A Fife sculptor, famed for his large scale artworks made almost entirely out of recycled materials, has used the coronavirus pandemic to influence his latest creation.
Denis Carbonaro, has turned the summer house in his back garden into a chapel dedicated to those across the world who have died because of Covid-19.
The newly finished creation at the sculptor’s home in Dalgety Bay is the latest addition the his expanding Bark Park attraction.
The chapel sits alongside other works including a huge galleon ship and tarantula made from materials collected from local woodlands, as well as an eight foot tall mammoth which greets visitors at the front door to his home.
The 51-year-old, who has also wowed the public at Edinburgh Fringe with his Haggis The Yeti character said the cancellation of this year’s festival was the trigger for his latest addition.
“I started building the chapel on the day the lockdown was announced, when I was fixing the roof to my summer house,” he said.
“It’s not a church dedicated to any particular religion, instead it’s dedicated to science, progress and ultimately to finding a cure for the virus. People can make their own interpretation of it.”
Ornate carvings and embellishments include a clock face replaced by a full moon that lights up at night, a bell tower with a wooden heart, a rocket and a metal crown.
Denis added: “The heart in the tower represents life while the rocket is about the exploration of space.
“In French, Spanish and Italian ‘corona’ means ‘crown’, so I included a crown with special metal leaves representing the Scottish thistle. It took 64 days to complete.”
Denis’ home regularly attracts car loads of people eager to catch a glimpse of his work, started just over five years ago.

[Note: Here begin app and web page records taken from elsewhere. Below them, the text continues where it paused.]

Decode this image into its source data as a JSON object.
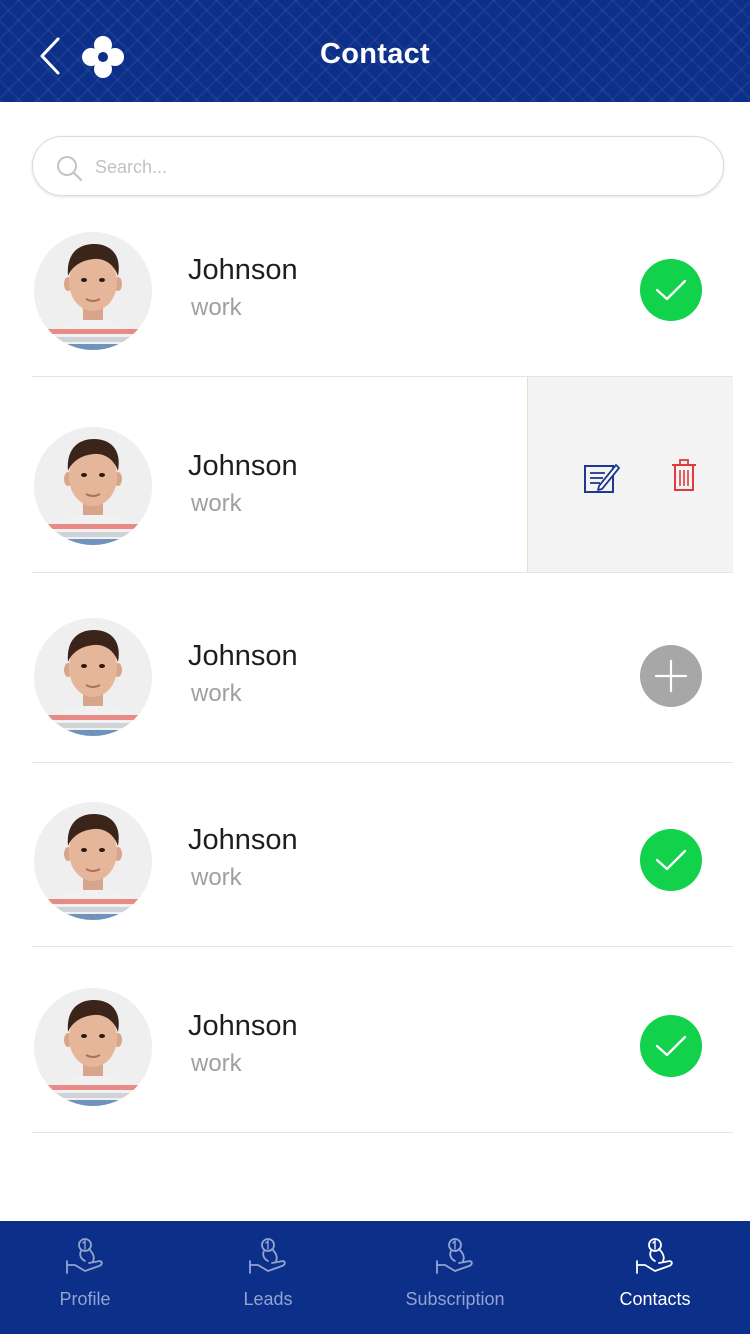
{
  "header": {
    "title": "Contact",
    "back_icon": "chevron-left-icon",
    "logo_icon": "clover-logo-icon",
    "background_color": "#0c2f8a"
  },
  "search": {
    "placeholder": "Search...",
    "value": "",
    "icon": "search-icon"
  },
  "contacts": [
    {
      "name": "Johnson",
      "subtitle": "work",
      "status": "check"
    },
    {
      "name": "Johnson",
      "subtitle": "work",
      "status": "actions"
    },
    {
      "name": "Johnson",
      "subtitle": "work",
      "status": "add"
    },
    {
      "name": "Johnson",
      "subtitle": "work",
      "status": "check"
    },
    {
      "name": "Johnson",
      "subtitle": "work",
      "status": "check"
    }
  ],
  "row_actions": {
    "edit_icon": "edit-icon",
    "delete_icon": "trash-icon"
  },
  "colors": {
    "check_green": "#11d24a",
    "add_gray": "#a7a7a7",
    "edit_blue": "#1e3a8c",
    "delete_red": "#e03a3a"
  },
  "bottom_nav": {
    "items": [
      {
        "label": "Profile",
        "icon": "hand-icon",
        "active": false
      },
      {
        "label": "Leads",
        "icon": "hand-icon",
        "active": false
      },
      {
        "label": "Subscription",
        "icon": "hand-icon",
        "active": false
      },
      {
        "label": "Contacts",
        "icon": "hand-icon",
        "active": true
      }
    ]
  }
}
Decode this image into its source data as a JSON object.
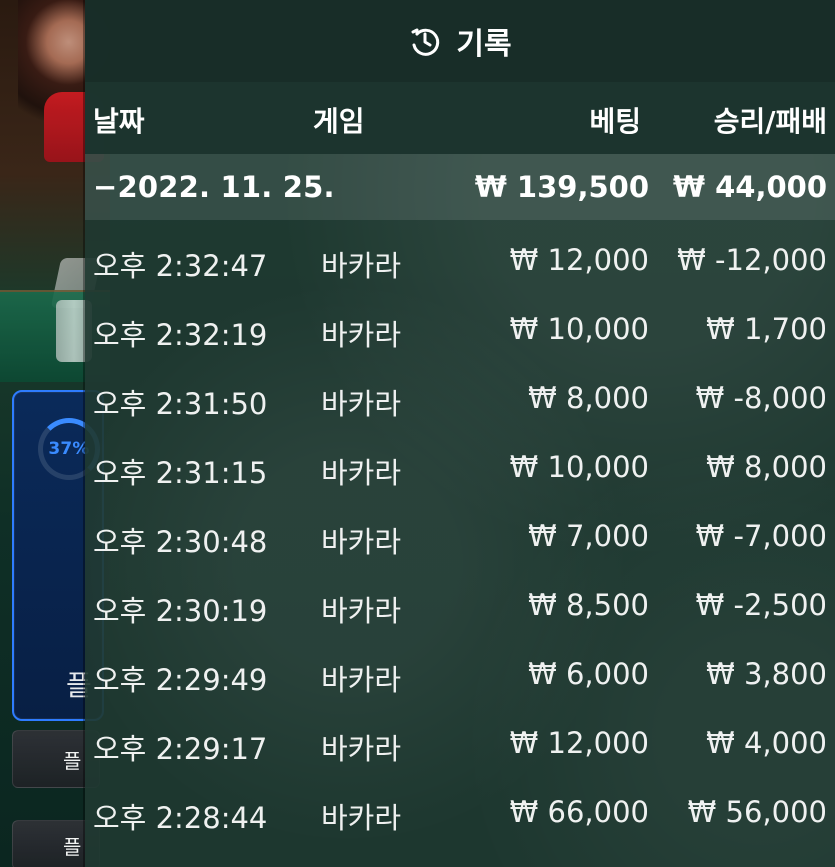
{
  "left_panel": {
    "progress_label": "37%",
    "side_char": "플",
    "btn1_label": "플",
    "btn2_label": "플"
  },
  "records": {
    "title": "기록",
    "columns": {
      "date": "날짜",
      "game": "게임",
      "bet": "베팅",
      "win_loss": "승리/패배"
    },
    "summary": {
      "date": "−2022. 11. 25.",
      "bet": "₩ 139,500",
      "win_loss": "₩ 44,000"
    },
    "rows": [
      {
        "time": "오후 2:32:47",
        "game": "바카라",
        "bet": "₩ 12,000",
        "win_loss": "₩ -12,000"
      },
      {
        "time": "오후 2:32:19",
        "game": "바카라",
        "bet": "₩ 10,000",
        "win_loss": "₩ 1,700"
      },
      {
        "time": "오후 2:31:50",
        "game": "바카라",
        "bet": "₩ 8,000",
        "win_loss": "₩ -8,000"
      },
      {
        "time": "오후 2:31:15",
        "game": "바카라",
        "bet": "₩ 10,000",
        "win_loss": "₩ 8,000"
      },
      {
        "time": "오후 2:30:48",
        "game": "바카라",
        "bet": "₩ 7,000",
        "win_loss": "₩ -7,000"
      },
      {
        "time": "오후 2:30:19",
        "game": "바카라",
        "bet": "₩ 8,500",
        "win_loss": "₩ -2,500"
      },
      {
        "time": "오후 2:29:49",
        "game": "바카라",
        "bet": "₩ 6,000",
        "win_loss": "₩ 3,800"
      },
      {
        "time": "오후 2:29:17",
        "game": "바카라",
        "bet": "₩ 12,000",
        "win_loss": "₩ 4,000"
      },
      {
        "time": "오후 2:28:44",
        "game": "바카라",
        "bet": "₩ 66,000",
        "win_loss": "₩ 56,000"
      }
    ]
  }
}
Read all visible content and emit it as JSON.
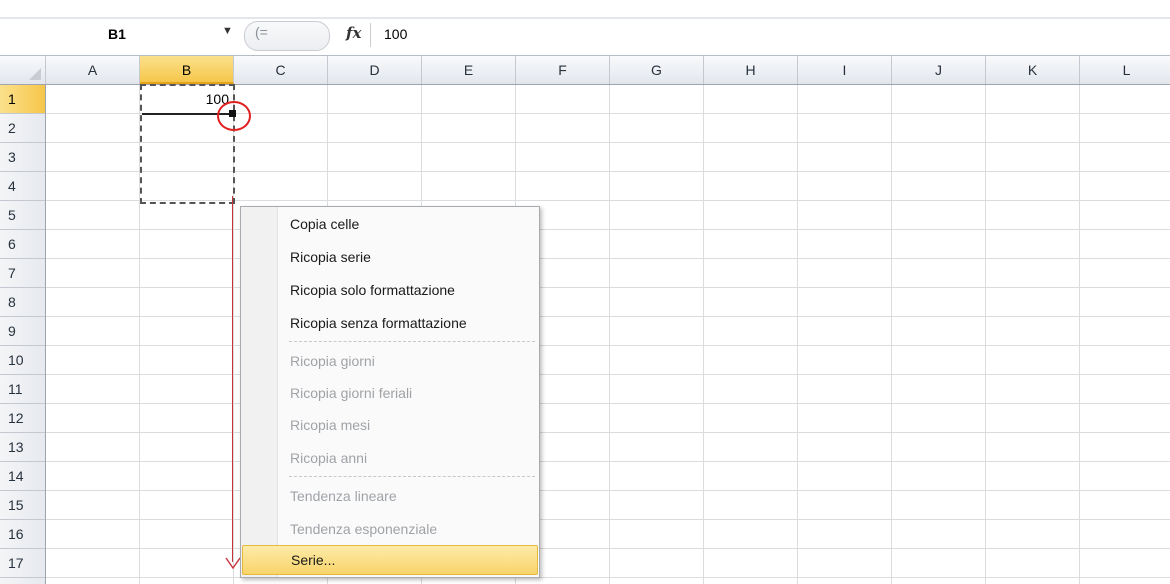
{
  "formula_bar": {
    "name_box": "B1",
    "name_box_arrow": "▼",
    "pill_glyph": "(=",
    "fx_label": "fx",
    "formula": "100"
  },
  "columns": [
    "A",
    "B",
    "C",
    "D",
    "E",
    "F",
    "G",
    "H",
    "I",
    "J",
    "K",
    "L"
  ],
  "rows": [
    "1",
    "2",
    "3",
    "4",
    "5",
    "6",
    "7",
    "8",
    "9",
    "10",
    "11",
    "12",
    "13",
    "14",
    "15",
    "16",
    "17"
  ],
  "selected_column": "B",
  "selected_row": "1",
  "cells": {
    "B1": "100"
  },
  "context_menu": {
    "items": [
      {
        "label": "Copia celle",
        "enabled": true
      },
      {
        "label": "Ricopia serie",
        "enabled": true
      },
      {
        "label": "Ricopia solo formattazione",
        "enabled": true
      },
      {
        "label": "Ricopia senza formattazione",
        "enabled": true
      },
      {
        "label": "Ricopia giorni",
        "enabled": false
      },
      {
        "label": "Ricopia giorni feriali",
        "enabled": false
      },
      {
        "label": "Ricopia mesi",
        "enabled": false
      },
      {
        "label": "Ricopia anni",
        "enabled": false
      },
      {
        "label": "Tendenza lineare",
        "enabled": false
      },
      {
        "label": "Tendenza esponenziale",
        "enabled": false
      },
      {
        "label": "Serie...",
        "enabled": true,
        "highlighted": true
      }
    ]
  },
  "colors": {
    "selection_accent": "#f6c64a",
    "annotation_red": "#e22020",
    "menu_highlight": "#f8d46a"
  }
}
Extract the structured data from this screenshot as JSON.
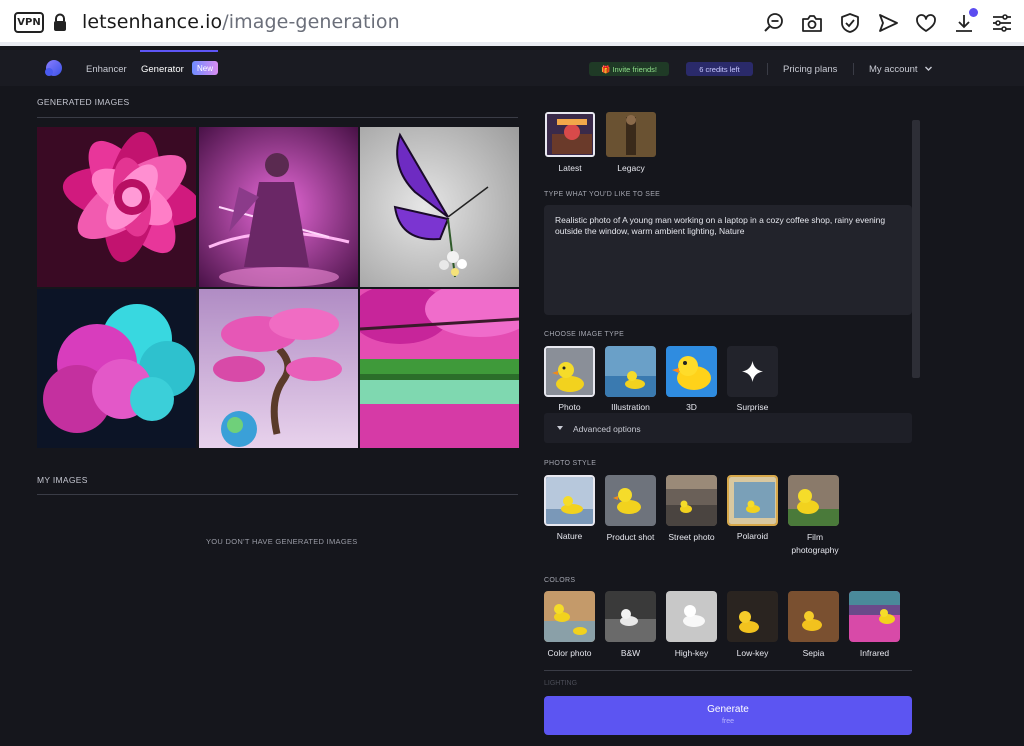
{
  "browser": {
    "vpn_label": "VPN",
    "url_host": "letsenhance.io",
    "url_path": "/image-generation"
  },
  "nav": {
    "enhancer": "Enhancer",
    "generator": "Generator",
    "new_badge": "New",
    "invite": "🎁 Invite friends!",
    "credits": "6 credits left",
    "pricing": "Pricing plans",
    "account": "My account"
  },
  "left": {
    "generated_title": "GENERATED IMAGES",
    "my_images_title": "MY IMAGES",
    "empty_message": "YOU DON'T HAVE GENERATED IMAGES",
    "images": [
      "pink-flower",
      "pink-warrior",
      "purple-butterfly",
      "pink-cyan-cloud",
      "pink-bonsai-tree",
      "pink-forest-lake"
    ]
  },
  "right": {
    "models": [
      {
        "label": "Latest",
        "selected": true
      },
      {
        "label": "Legacy",
        "selected": false
      }
    ],
    "prompt_label": "TYPE WHAT YOU'D LIKE TO SEE",
    "prompt_text": "Realistic photo of A young man working on a laptop in a cozy coffee shop, rainy evening outside the window, warm ambient lighting, Nature",
    "image_type_label": "CHOOSE IMAGE TYPE",
    "image_types": [
      "Photo",
      "Illustration",
      "3D",
      "Surprise"
    ],
    "advanced": "Advanced options",
    "photo_style_label": "PHOTO STYLE",
    "photo_styles": [
      "Nature",
      "Product shot",
      "Street photo",
      "Polaroid",
      "Film photography"
    ],
    "colors_label": "COLORS",
    "colors": [
      "Color photo",
      "B&W",
      "High-key",
      "Low-key",
      "Sepia",
      "Infrared"
    ],
    "lighting_label": "LIGHTING",
    "generate": "Generate",
    "generate_sub": "free"
  },
  "colors": {
    "accent": "#5c55f2",
    "background": "#15161c"
  }
}
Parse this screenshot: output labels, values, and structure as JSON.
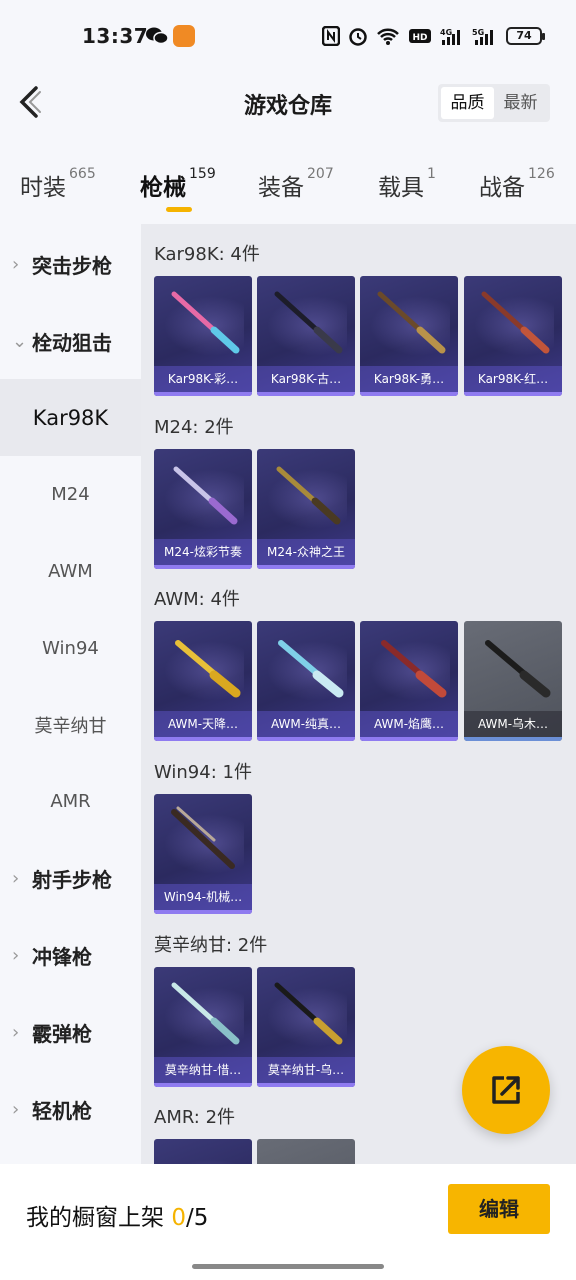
{
  "status_bar": {
    "time": "13:37",
    "battery": "74",
    "icons": [
      "wechat-icon",
      "fox-app-icon",
      "nfc-icon",
      "alarm-icon",
      "wifi-icon",
      "hd-icon",
      "signal-4g-icon",
      "signal-5g-icon",
      "battery-icon"
    ]
  },
  "header": {
    "title": "游戏仓库",
    "sort_quality": "品质",
    "sort_latest": "最新"
  },
  "tabs": [
    {
      "label": "时装",
      "count": "665"
    },
    {
      "label": "枪械",
      "count": "159"
    },
    {
      "label": "装备",
      "count": "207"
    },
    {
      "label": "载具",
      "count": "1"
    },
    {
      "label": "战备",
      "count": "126"
    }
  ],
  "sidebar": {
    "items": [
      {
        "label": "突击步枪",
        "type": "group",
        "expanded": false
      },
      {
        "label": "栓动狙击",
        "type": "group",
        "expanded": true
      },
      {
        "label": "Kar98K",
        "type": "sub",
        "active": true
      },
      {
        "label": "M24",
        "type": "sub"
      },
      {
        "label": "AWM",
        "type": "sub"
      },
      {
        "label": "Win94",
        "type": "sub"
      },
      {
        "label": "莫辛纳甘",
        "type": "sub"
      },
      {
        "label": "AMR",
        "type": "sub"
      },
      {
        "label": "射手步枪",
        "type": "group",
        "expanded": false
      },
      {
        "label": "冲锋枪",
        "type": "group",
        "expanded": false
      },
      {
        "label": "霰弹枪",
        "type": "group",
        "expanded": false
      },
      {
        "label": "轻机枪",
        "type": "group",
        "expanded": false
      }
    ]
  },
  "groups": [
    {
      "title": "Kar98K: 4件",
      "items": [
        "Kar98K-彩…",
        "Kar98K-古…",
        "Kar98K-勇…",
        "Kar98K-红…"
      ]
    },
    {
      "title": "M24: 2件",
      "items": [
        "M24-炫彩节奏",
        "M24-众神之王"
      ]
    },
    {
      "title": "AWM: 4件",
      "items": [
        "AWM-天降…",
        "AWM-纯真…",
        "AWM-焰鹰…",
        "AWM-乌木…"
      ]
    },
    {
      "title": "Win94: 1件",
      "items": [
        "Win94-机械…"
      ]
    },
    {
      "title": "莫辛纳甘: 2件",
      "items": [
        "莫辛纳甘-惜…",
        "莫辛纳甘-乌…"
      ]
    },
    {
      "title": "AMR: 2件",
      "items": [
        "",
        ""
      ]
    }
  ],
  "colors": {
    "accent": "#f7b500",
    "card_purple": "#2f2e66",
    "card_gray": "#5a5e68"
  },
  "bottom_bar": {
    "label": "我的橱窗上架",
    "count": "0",
    "total": "/5",
    "edit": "编辑"
  }
}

From his garage Denis is now working on his next batch of sculptures, one of which is still a closely guarded secret that he plans to unveil to the world next month.